Love may be all around us — as the final scene of "Love Actually" suggests — but in the film, it always seems to pop up in the most unpleasant possible ways.

Mark (Andrew Lincoln) decides to declare his love for his best friend's wife, Juliet (Keira Knightley), with a set of cue cards that say things like "To me, you are perfect" and "My wasted heart will love you" while he plays "Silent Night" on a boom box.

This is only one of many gross invasions of privacy depicted as endearing romantic gestures in "Love Actually." Jamie (Colin Firth) also "spends painstaking hours learning Portuguese and flies to France to propose to his housekeeper, Aurélia (Lúcia Moniz), whom he doesn’t know at all," NME pointed out.

Stalking isn't cool — even on Christmas.

4. The boom box.

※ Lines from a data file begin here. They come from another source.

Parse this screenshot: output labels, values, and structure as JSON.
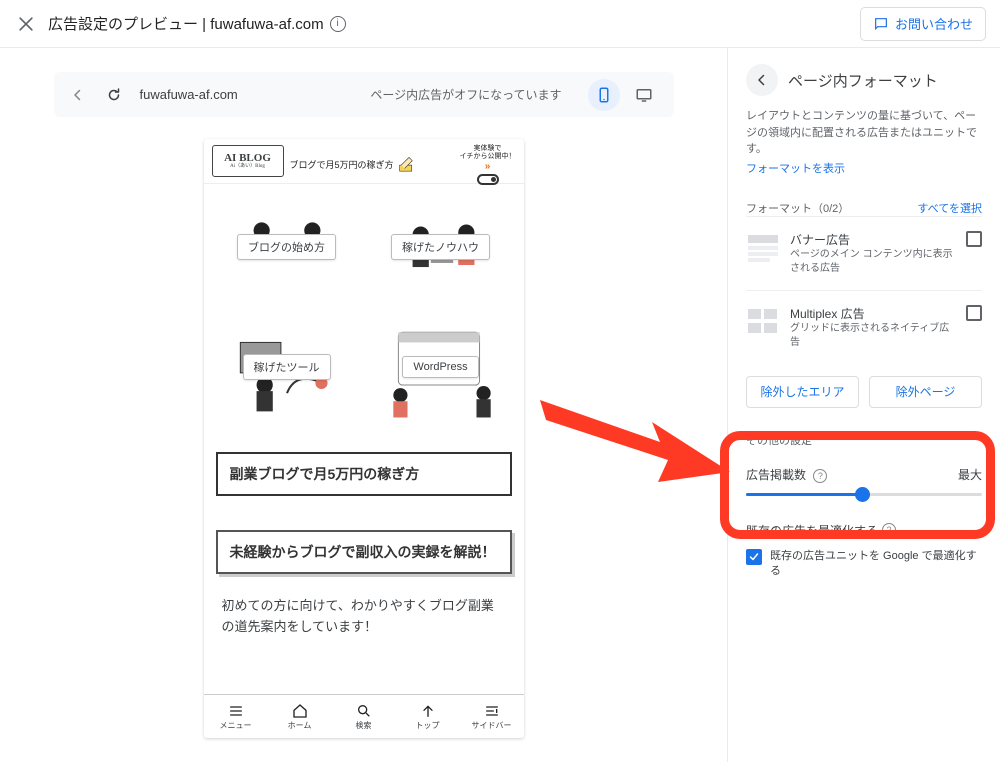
{
  "header": {
    "title": "広告設定のプレビュー | fuwafuwa-af.com",
    "contact_label": "お問い合わせ"
  },
  "preview_bar": {
    "url": "fuwafuwa-af.com",
    "status": "ページ内広告がオフになっています"
  },
  "site": {
    "logo_main": "AI BLOG",
    "logo_sub": "Ai（あい）Blog",
    "tagline": "ブログで月5万円の稼ぎ方",
    "header_note_1": "実体験で",
    "header_note_2": "イチから公開中！",
    "categories": [
      {
        "label": "ブログの始め方"
      },
      {
        "label": "稼げたノウハウ"
      },
      {
        "label": "稼げたツール"
      },
      {
        "label": "WordPress"
      }
    ],
    "article_1": "副業ブログで月5万円の稼ぎ方",
    "article_2": "未経験からブログで副収入の実録を解説！",
    "intro": "初めての方に向けて、わかりやすくブログ副業の道先案内をしています！",
    "bottom_nav": [
      {
        "label": "メニュー"
      },
      {
        "label": "ホーム"
      },
      {
        "label": "検索"
      },
      {
        "label": "トップ"
      },
      {
        "label": "サイドバー"
      }
    ]
  },
  "panel": {
    "title": "ページ内フォーマット",
    "desc": "レイアウトとコンテンツの量に基づいて、ページの領域内に配置される広告またはユニットです。",
    "link": "フォーマットを表示",
    "sub_label": "フォーマット（0/2）",
    "select_all": "すべてを選択",
    "formats": [
      {
        "title": "バナー広告",
        "desc": "ページのメイン コンテンツ内に表示される広告"
      },
      {
        "title": "Multiplex 広告",
        "desc": "グリッドに表示されるネイティブ広告"
      }
    ],
    "btn_exclude_area": "除外したエリア",
    "btn_exclude_page": "除外ページ",
    "other_settings": "その他の設定",
    "ad_count_label": "広告掲載数",
    "ad_count_max": "最大",
    "optimize_title": "既存の広告を最適化する",
    "optimize_text": "既存の広告ユニットを Google で最適化する"
  }
}
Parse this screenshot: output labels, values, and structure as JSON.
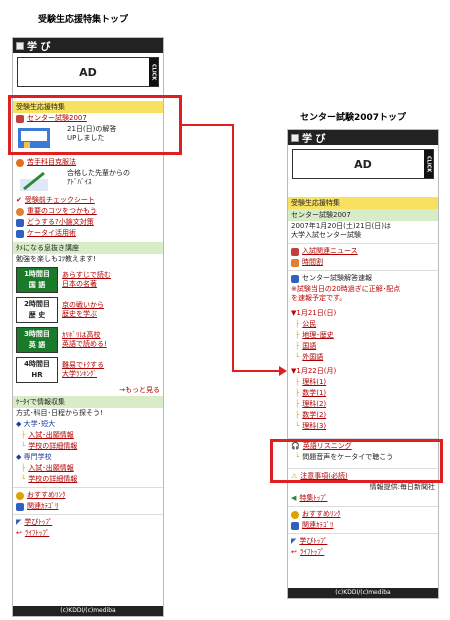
{
  "left": {
    "title": "受験生応援特集トップ",
    "app_name": "学 び",
    "ad": "AD",
    "ad_click": "CLICK",
    "feature_bar": "受験生応援特集",
    "center_link": "センター試験2007",
    "answers_line1": "21日(日)の解答",
    "answers_line2": "UPしました",
    "senpai_link": "苦手科目克服法",
    "senpai_line1": "合格した先輩からの",
    "senpai_line2": "ｱﾄﾞﾊﾞｲｽ",
    "links": [
      "受験前チェックシート",
      "重要のコツをつかもう",
      "どうする?小論文対策",
      "ケータイ活用術"
    ],
    "lecture_bar": "ﾀﾒになる息抜き講座",
    "lecture_sub": "勉強を楽しもｺﾂ教えます!",
    "courses": [
      {
        "line1": "1時間目",
        "line2": "国 語",
        "text1": "あらすじで読む",
        "text2": "日本の名著"
      },
      {
        "line1": "2時間目",
        "line2": "歴 史",
        "text1": "京の戦いから",
        "text2": "歴史を学ぶ"
      },
      {
        "line1": "3時間目",
        "line2": "英 語",
        "text1": "ｶﾘﾎﾞﾘは高校",
        "text2": "英語で読める!"
      },
      {
        "line1": "4時間目",
        "line2": "HR",
        "text1": "難易でﾄｸする",
        "text2": "大学ﾗﾝｷﾝｸﾞ"
      }
    ],
    "more": "→もっと見る",
    "info_bar": "ｹｰﾀｲで情報収集",
    "info_sub": "方式･科目･日程から探そう!",
    "univ_label": "◆ 大学･短大",
    "univ_links": [
      "入試･出願情報",
      "学校の詳細情報"
    ],
    "senmon_label": "◆ 専門学校",
    "senmon_links": [
      "入試･出願情報",
      "学校の詳細情報"
    ],
    "rec_link": "おすすめﾘﾝｸ",
    "cat_link": "関連ｶﾃｺﾞﾘ",
    "manabi_top": "学びﾄｯﾌﾟ",
    "life_top": "ﾗｲﾌﾄｯﾌﾟ",
    "footer": "(c)KDDI/(c)mediba"
  },
  "right": {
    "title": "センター試験2007トップ",
    "app_name": "学 び",
    "ad": "AD",
    "ad_click": "CLICK",
    "feature_bar": "受験生応援特集",
    "center_bar": "センター試験2007",
    "date_line1": "2007年1月20日(土)21日(日)は",
    "date_line2": "大学入試センター試験",
    "news_link": "入試関連ニュース",
    "schedule_link": "時間割",
    "answer_title": "センター試験解答速報",
    "answer_note1": "※試験当日の20時過ぎに正解･配点",
    "answer_note2": "を速報予定です。",
    "day1": "▼1月21日(日)",
    "day1_links": [
      "公民",
      "地理･歴史",
      "国語",
      "外国語"
    ],
    "day2": "▼1月22日(月)",
    "day2_links": [
      "理科(1)",
      "数学(1)",
      "理科(2)",
      "数学(2)",
      "理科(3)"
    ],
    "listening_link": "英語リスニング",
    "listening_desc": "問題音声をケータイで聴こう",
    "notice": "注意事項(必読)",
    "provider": "情報提供:毎日新聞社",
    "feature_top": "特集ﾄｯﾌﾟ",
    "rec_link": "おすすめﾘﾝｸ",
    "cat_link": "関連ｶﾃｺﾞﾘ",
    "manabi_top": "学びﾄｯﾌﾟ",
    "life_top": "ﾗｲﾌﾄｯﾌﾟ",
    "footer": "(c)KDDI/(c)mediba"
  },
  "colors": {
    "highlight": "#e02020",
    "yellow_bar": "#f8e060",
    "green_bar": "#d8ecc8",
    "link": "#b00000",
    "course_green": "#1a7a2a"
  }
}
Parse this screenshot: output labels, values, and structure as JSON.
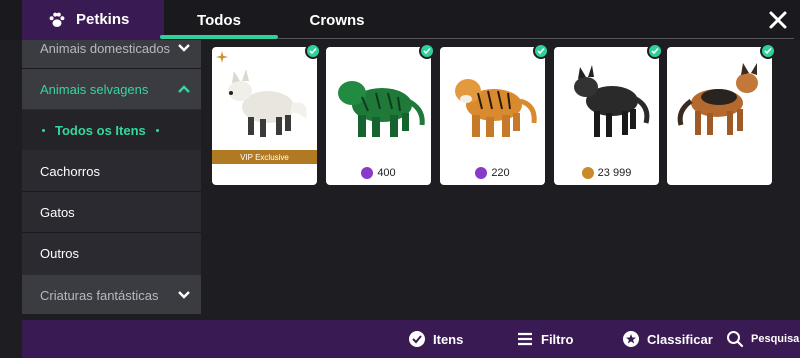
{
  "header": {
    "brand": "Petkins",
    "tabs": [
      "Todos",
      "Crowns"
    ]
  },
  "sidebar": {
    "categories": [
      {
        "label": "Animais domesticados",
        "state": "collapsed"
      },
      {
        "label": "Animais selvagens",
        "state": "expanded"
      },
      {
        "label": "Cachorros"
      },
      {
        "label": "Gatos"
      },
      {
        "label": "Outros"
      },
      {
        "label": "Criaturas fantásticas",
        "state": "collapsed"
      }
    ],
    "subitem": "Todos os Itens"
  },
  "items": [
    {
      "animal": "white-fox",
      "badge": "VIP Exclusive",
      "equipped": true
    },
    {
      "animal": "green-tiger",
      "currency": "gem-icon",
      "price": "400",
      "equipped": true
    },
    {
      "animal": "tiger",
      "currency": "gem-icon",
      "price": "220",
      "equipped": true
    },
    {
      "animal": "black-wolf",
      "currency": "coin-icon",
      "price": "23 999",
      "equipped": true
    },
    {
      "animal": "german-shepherd",
      "equipped": true
    }
  ],
  "footer": {
    "items_label": "Itens",
    "filter_label": "Filtro",
    "sort_label": "Classificar",
    "search_label": "Pesquisa"
  },
  "colors": {
    "accent": "#2fd19a",
    "brand_purple": "#3a1a52",
    "background": "#1e1e22",
    "vip_gold": "#b07a22"
  }
}
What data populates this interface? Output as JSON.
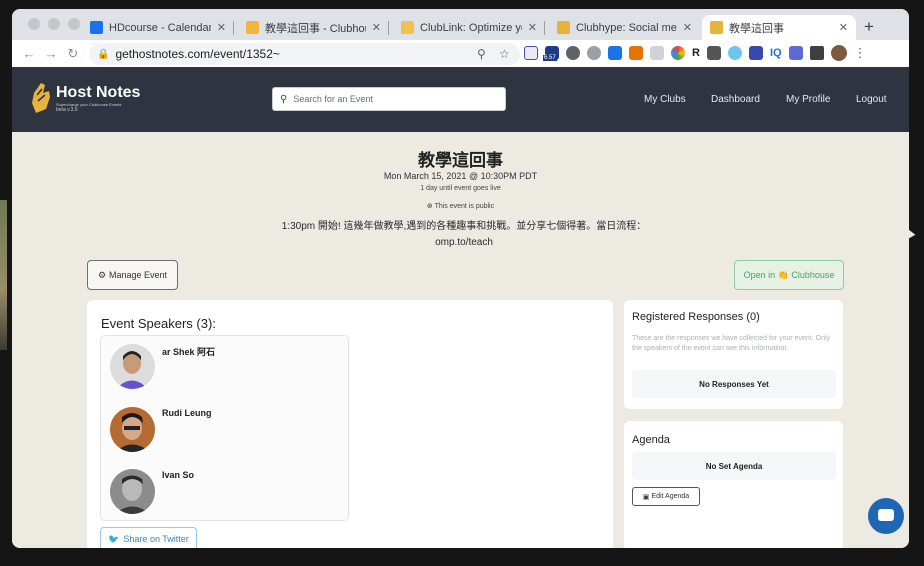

If a delusional ex-lover has ever shown up at your window in the middle of the night with a boom box, you can thank Cameron Crowe. Crowe's 1989 classic "Say Anything" — adapted from a novel by Nick Hornby — taught generations of men that women want nothing more than to be awakened by Peter Gabriel’s “In Your Eyes” — or whatever song was playing the first time they had sex.

Lloyd Dobler (John Cusack) does just this and refuses to leave when Diane Court (Ione Skye) tells him to.

5. Hiring a private detective to track down a person from your past.

It's truly amazing how many movies and TV shows suggest that tracking down a high school crush and interrupting her adult life is a perfectly normal way to begin a relationship.

In "There's Something About Mary," Ted (Ben Stiller) hires a P.I. to find his high school crush, Mary (Cameron Diaz), 13 years after he last saw her.

It's perfectly natural to Google or Facebook-search the odd old flame or adolescent crush out of curiosity, but Ted goes more than a little overboard.

Female stalkers also get their due.

Not all of Hollywood's creepy romance contingent is made up of men. Some female stalkers — such as Audrey Tautou in "Amélie" and Audrey Hepburn in "Love in the Afternoon" — get the romantic comedy treatment.

Still, it's more common for female stalkers to be depicted in a menacing way than their male counterparts. In popular movies such as "Horrible Bosses," "Swimfan," and "The Crush," women who obsessively pursue their love interests turn violent when things don't pan out.

The aggressive-yet-lovable male hero who won't take no for an answer is a fixture of rom-coms. Female stalkers turn up more frequently in thrillers and absurdist comedies: They are shown as being hypersexualized and characterized as terrifying or mentally unstable.

15 percent of women experience stalking during their lifetimes.

Stalking is a crime under federal law and the laws of 50 states, the District of Columbia, and the U.S. territories. Some 7.5 million people are stalked each year in the United States, according to a fact sheet published by the National Center for Victims of Crime, which was updated in January 2015.

About 6 percent of men and 15 percent of women "have experienced stalking victimization at some point during their lifetime, in which they felt very fearful or believed that they or someone close to them would be harmed or killed," the National Center for Victims of Crime reported:

• 46 percent of stalking victims fear not knowing what will happen next.

• 29 percent of stalking victims fear the stalking will never stop.

• One in eight employed stalking victims loses time from work as a result of their victimization, and more than half lose five days of work or more.

• One in seven stalking victims moves as a result of their victimization.

• The prevalence of anxiety, insomnia, social dysfunction, and severe depression is much higher among stalking victims than the general population, especially if the stalking involves being followed or having one’s property destroyed.

About 44 percent of male victims and 61 percent of female ones reported being stalked by an intimate partner, according to the report.

You can learn more about stalking laws, victimization, and resources at the National Center for Victims of Crime.